### ASSIGNMENT
Which lines below include "circle"? Copy them all.
[[ AVAILABLE DATA open ]]
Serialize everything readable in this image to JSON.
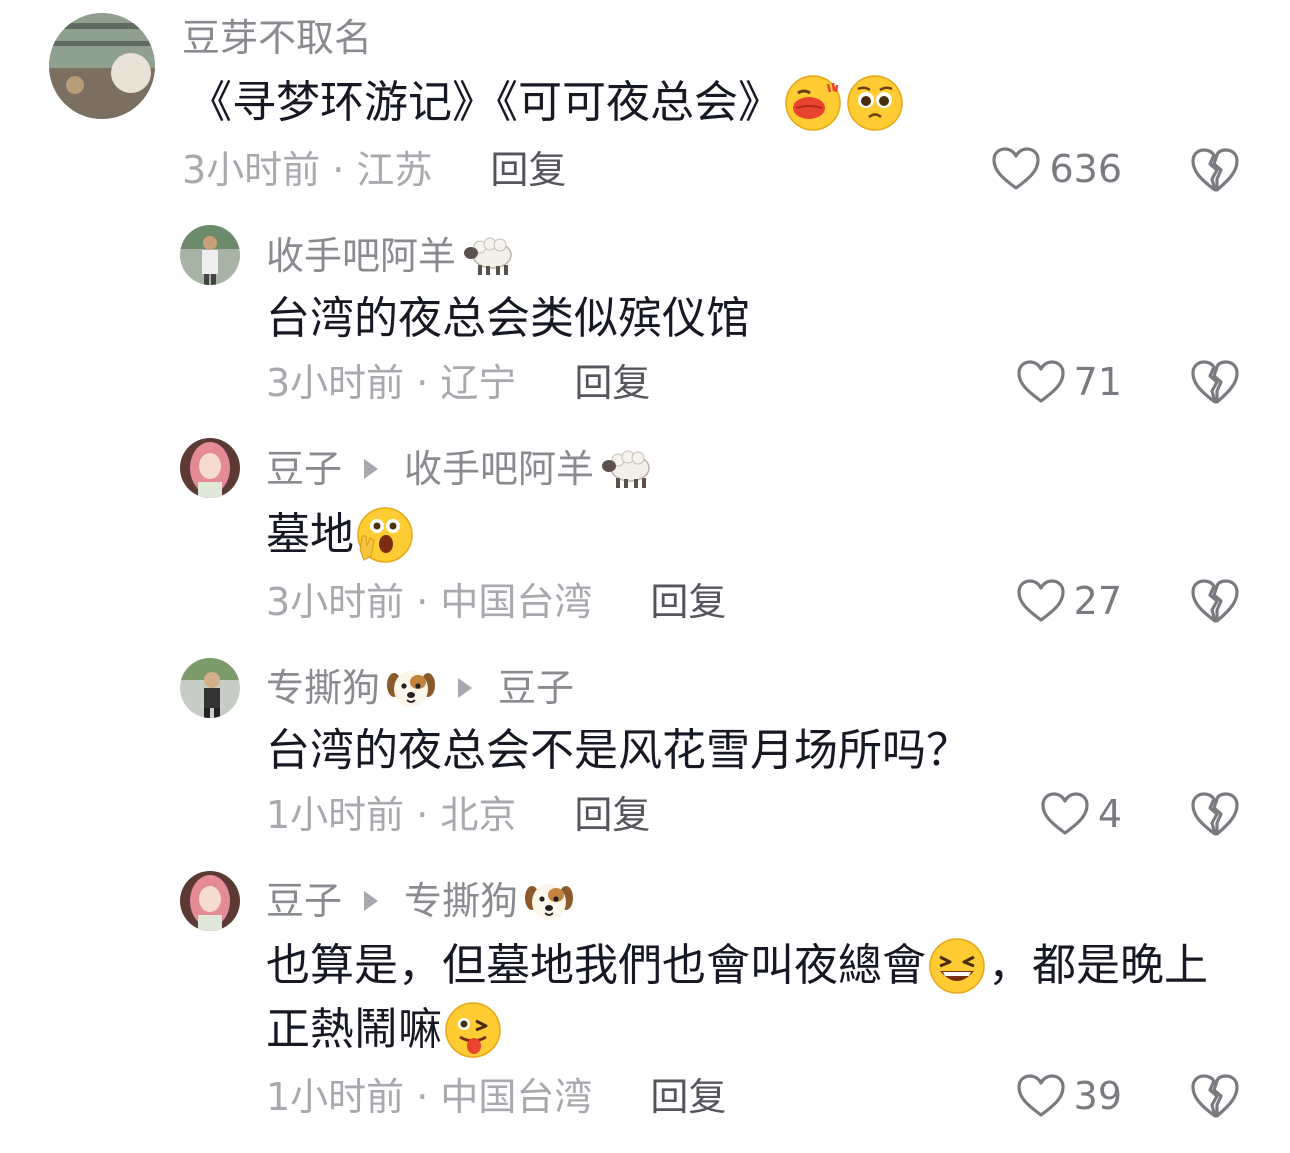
{
  "comments": [
    {
      "author": "豆芽不取名",
      "text_a": "《寻梦环游记》《可可夜总会》",
      "time": "3小时前 · 江苏",
      "reply": "回复",
      "likes": "636",
      "emojis": [
        "kiss-emoji",
        "pleading-emoji"
      ]
    },
    {
      "author": "收手吧阿羊",
      "author_emoji": "sheep-emoji",
      "text_a": "台湾的夜总会类似殡仪馆",
      "time": "3小时前 · 辽宁",
      "reply": "回复",
      "likes": "71"
    },
    {
      "author": "豆子",
      "reply_to": "收手吧阿羊",
      "reply_to_emoji": "sheep-emoji",
      "text_a": "墓地",
      "emojis": [
        "shocked-emoji"
      ],
      "time": "3小时前 · 中国台湾",
      "reply": "回复",
      "likes": "27"
    },
    {
      "author": "专撕狗",
      "author_emoji": "dog-emoji",
      "reply_to": "豆子",
      "text_a": "台湾的夜总会不是风花雪月场所吗？",
      "time": "1小时前 · 北京",
      "reply": "回复",
      "likes": "4"
    },
    {
      "author": "豆子",
      "reply_to": "专撕狗",
      "reply_to_emoji": "dog-emoji",
      "text_a": "也算是，但墓地我們也會叫夜總會",
      "text_b": "，都是晚上",
      "text_c": "正熱鬧嘛",
      "emojis": [
        "laughing-emoji",
        "wink-tongue-emoji"
      ],
      "time": "1小时前 · 中国台湾",
      "reply": "回复",
      "likes": "39"
    }
  ],
  "colors": {
    "name": "#8a8b91",
    "meta": "#a8a9ae",
    "reply": "#55565c",
    "text": "#161823"
  }
}
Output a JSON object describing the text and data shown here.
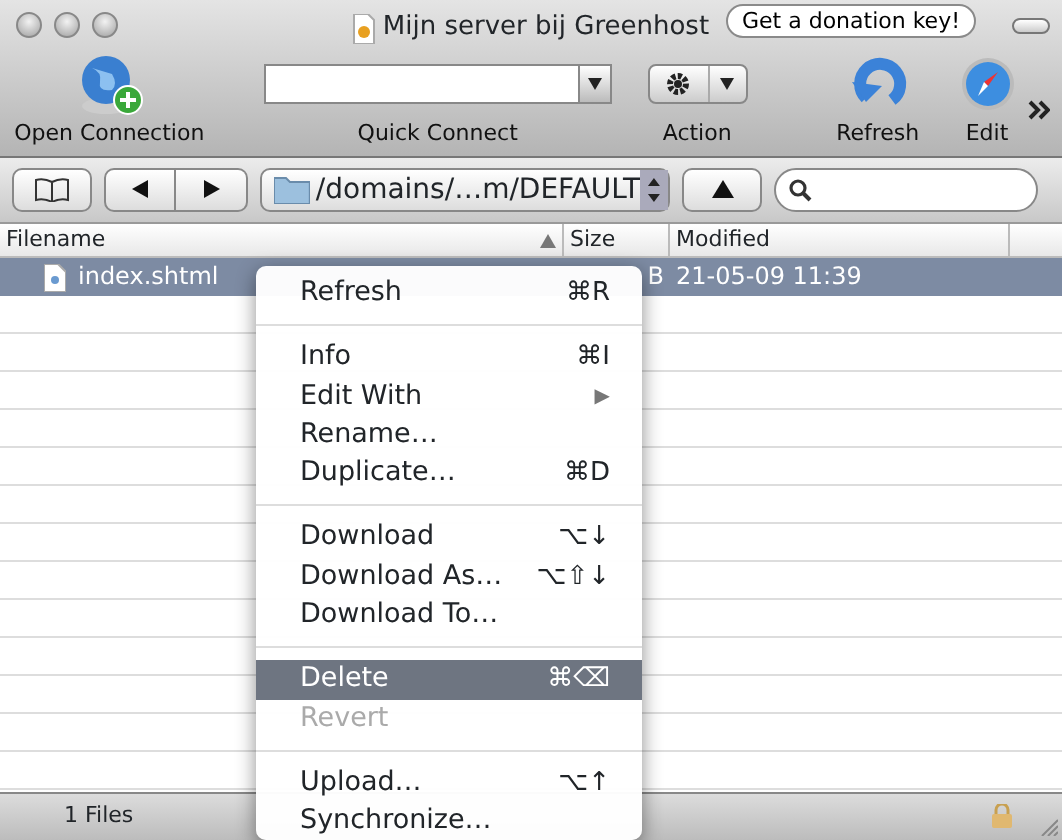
{
  "window": {
    "title": "Mijn server bij Greenhost",
    "donation_button": "Get a donation key!"
  },
  "toolbar": [
    {
      "kind": "connection",
      "label": "Open Connection"
    },
    {
      "kind": "quickconnect",
      "label": "Quick Connect"
    },
    {
      "kind": "action",
      "label": "Action"
    },
    {
      "kind": "refresh",
      "label": "Refresh"
    },
    {
      "kind": "edit",
      "label": "Edit"
    }
  ],
  "navigation": {
    "path": "/domains/…m/DEFAULT"
  },
  "table": {
    "columns": [
      {
        "label": "Filename",
        "sorted": true
      },
      {
        "label": "Size",
        "sorted": false
      },
      {
        "label": "Modified",
        "sorted": false
      }
    ],
    "rows": [
      {
        "name": "index.shtml",
        "size": "B",
        "modified": "21-05-09 11:39",
        "selected": true
      }
    ]
  },
  "context_menu": [
    {
      "kind": "item",
      "label": "Refresh",
      "shortcut": "⌘R",
      "selected": false,
      "disabled": false
    },
    {
      "kind": "separator"
    },
    {
      "kind": "item",
      "label": "Info",
      "shortcut": "⌘I",
      "selected": false,
      "disabled": false
    },
    {
      "kind": "submenu",
      "label": "Edit With",
      "shortcut": "▶",
      "selected": false,
      "disabled": false
    },
    {
      "kind": "item",
      "label": "Rename…",
      "selected": false,
      "disabled": false
    },
    {
      "kind": "item",
      "label": "Duplicate…",
      "shortcut": "⌘D",
      "selected": false,
      "disabled": false
    },
    {
      "kind": "separator"
    },
    {
      "kind": "item",
      "label": "Download",
      "shortcut": "⌥↓",
      "selected": false,
      "disabled": false
    },
    {
      "kind": "item",
      "label": "Download As…",
      "shortcut": "⌥⇧↓",
      "selected": false,
      "disabled": false
    },
    {
      "kind": "item",
      "label": "Download To…",
      "selected": false,
      "disabled": false
    },
    {
      "kind": "separator"
    },
    {
      "kind": "item",
      "label": "Delete",
      "shortcut": "⌘⌫",
      "selected": true,
      "disabled": false
    },
    {
      "kind": "item",
      "label": "Revert",
      "selected": false,
      "disabled": true
    },
    {
      "kind": "separator"
    },
    {
      "kind": "item",
      "label": "Upload…",
      "shortcut": "⌥↑",
      "selected": false,
      "disabled": false
    },
    {
      "kind": "item",
      "label": "Synchronize…",
      "selected": false,
      "disabled": false
    }
  ],
  "status_bar": {
    "text": "1 Files"
  }
}
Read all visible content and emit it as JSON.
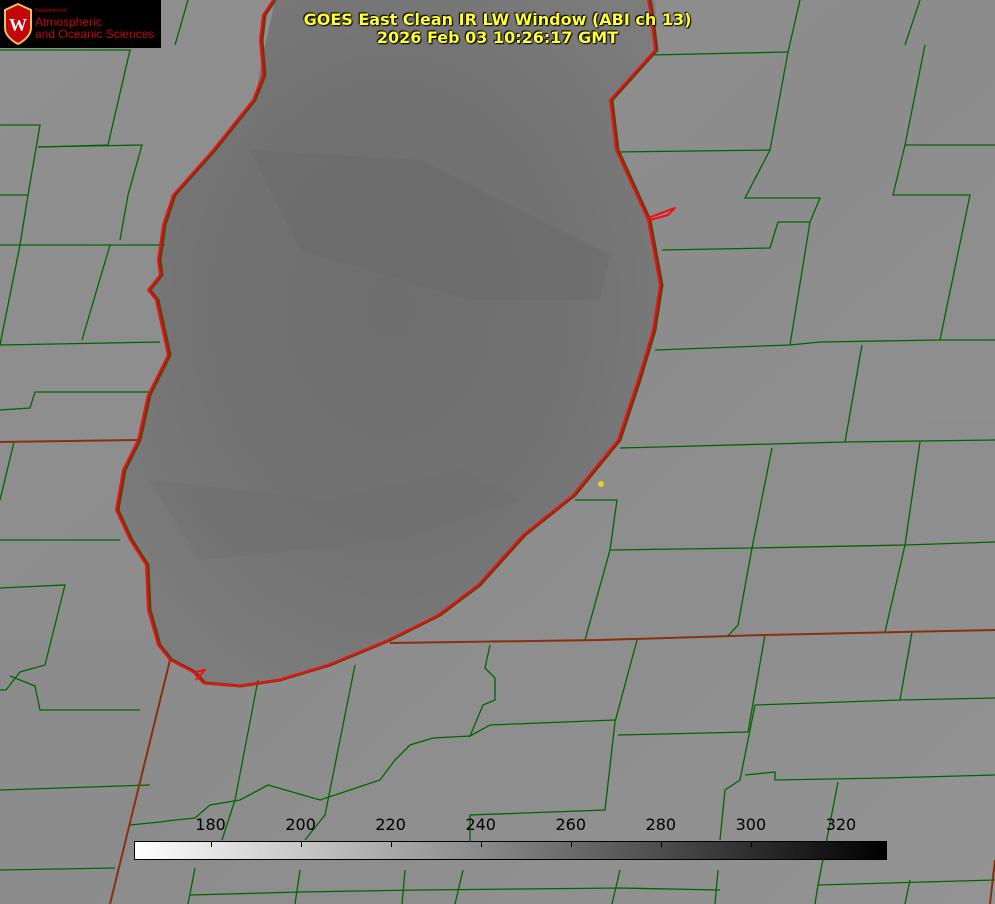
{
  "title": {
    "line1": "GOES East Clean IR LW Window (ABI ch 13)",
    "line2": "2026 Feb 03 10:26:17 GMT"
  },
  "logo": {
    "department": "Department of",
    "line1": "Atmospheric",
    "line2": "and Oceanic Sciences"
  },
  "colorbar": {
    "ticks": [
      "180",
      "200",
      "220",
      "240",
      "260",
      "280",
      "300",
      "320"
    ],
    "range": [
      163,
      330
    ],
    "color_low": "#ffffff",
    "color_high": "#000000"
  },
  "colors": {
    "state_borders": "#006600",
    "coastline": "#ee1111",
    "title_text": "#ffff33",
    "marker": "#e8d020"
  }
}
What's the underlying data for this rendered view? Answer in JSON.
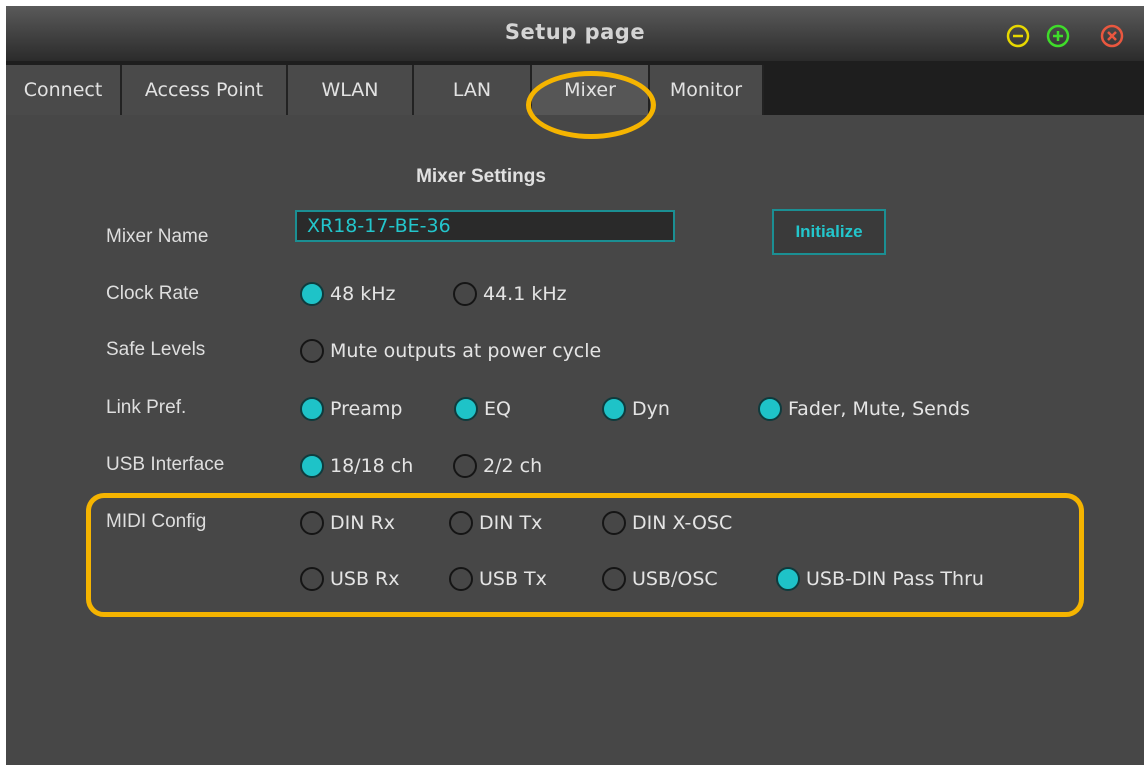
{
  "window": {
    "title": "Setup page"
  },
  "tabs": [
    {
      "label": "Connect"
    },
    {
      "label": "Access Point"
    },
    {
      "label": "WLAN"
    },
    {
      "label": "LAN"
    },
    {
      "label": "Mixer"
    },
    {
      "label": "Monitor"
    }
  ],
  "active_tab": "Mixer",
  "heading": "Mixer Settings",
  "mixer_name": {
    "label": "Mixer Name",
    "value": "XR18-17-BE-36"
  },
  "initialize_label": "Initialize",
  "clock_rate": {
    "label": "Clock Rate",
    "options": [
      "48 kHz",
      "44.1 kHz"
    ],
    "selected": "48 kHz"
  },
  "safe_levels": {
    "label": "Safe Levels",
    "option": "Mute outputs at power cycle",
    "checked": false
  },
  "link_pref": {
    "label": "Link Pref.",
    "options": [
      "Preamp",
      "EQ",
      "Dyn",
      "Fader, Mute, Sends"
    ],
    "checked": [
      true,
      true,
      true,
      true
    ]
  },
  "usb_interface": {
    "label": "USB Interface",
    "options": [
      "18/18 ch",
      "2/2 ch"
    ],
    "selected": "18/18 ch"
  },
  "midi_config": {
    "label": "MIDI Config",
    "row1": [
      "DIN Rx",
      "DIN Tx",
      "DIN X-OSC"
    ],
    "row2": [
      "USB Rx",
      "USB Tx",
      "USB/OSC",
      "USB-DIN Pass Thru"
    ],
    "selected": "USB-DIN Pass Thru"
  },
  "colors": {
    "accent": "#1ec3c8",
    "highlight": "#f5b400",
    "panel": "#474747"
  },
  "icons": {
    "minimize": "minus-circle-icon",
    "maximize": "plus-circle-icon",
    "close": "x-circle-icon"
  }
}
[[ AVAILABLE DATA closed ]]
### RESULT
    "minimize": "minus-circle-icon",
    "maximize": "plus-circle-icon",
    "close": "x-circle-icon"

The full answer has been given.